The viralized video on social networks shows the moment when the mother, suddenly, release the baby, who is saved by the group of people who were waiting for her on the street.
The damage in Durban, after the sixth day of riots in South Africa. AFP photo
In dialogue with the BBC, Manyoni put words to his exasperation: “All I could do was trusting complete strangers“.
Protests and looting
Discontent and demonstrations began last week after the former president’s imprisonment Jacob Zuma, who presided over South Africa between 2009 and 2018. He is serving a 15-month prison sentence for contempt of court, as he refused to comply with a court order to testify in a corruption investigation allegedly committed during his tenure.
The marches of Zuma supporters quickly turned into a wave of violence, with looting, vandalism and arson. The eastern province of KwaZulu-Natal and the province of Gauteng, the political and economic heart of South Africa and where Johannesburg and Pretoria meet, are affected.
The claim of supporters of Jacob Zuma, in South Africa.

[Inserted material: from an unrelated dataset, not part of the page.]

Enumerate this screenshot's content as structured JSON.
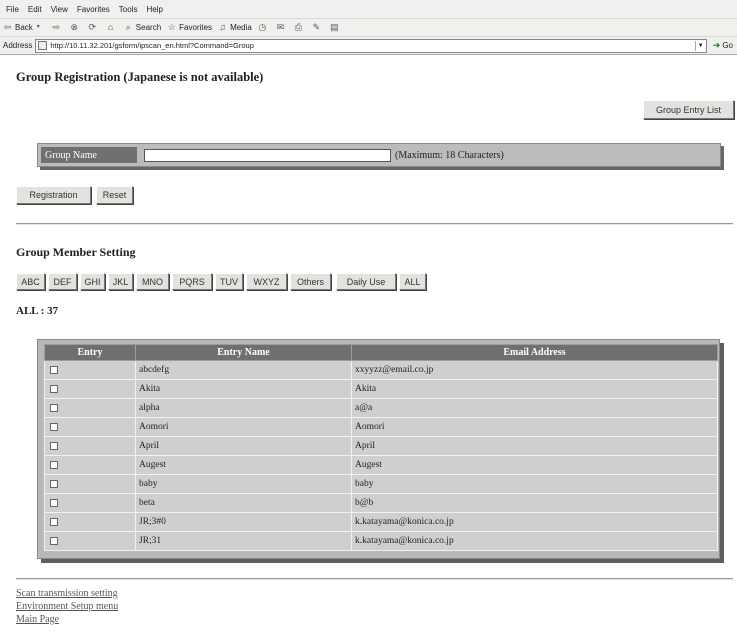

Reuters photo
The current president, Cyril Ramaphosa, expressed his concern about the severity of the crisis, which he compared to the turbulent beginning of the 1990s, when South Africa was going through the exit from “apartheid”.
In six days of protests, more than 200 violent incidents. Some 5,000 military personnel were sent to support the forces of order.
According to the Police, so far 72 people died and there were 1,234 detainees.
Men detained by civilians after looting in Johannesburg. AP Photo
This Wednesday, President Ramaphosa met virtually with the leaders of the parties represented in the National Assembly and exhorted them to collaborate in the restoration of order.
The military authorities were excited to leave behind the concern and they spoke of “tense calm“.
“I can confirm that Gauteng is calm,” Army Colonel Mmathapelo Maine said near the large Maponya shopping center in the Soweto neighborhood, surrounded by soldiers with rifles.
“We are in control of the situation and we do it with the cooperation of the community,” Maine said.
With information from AP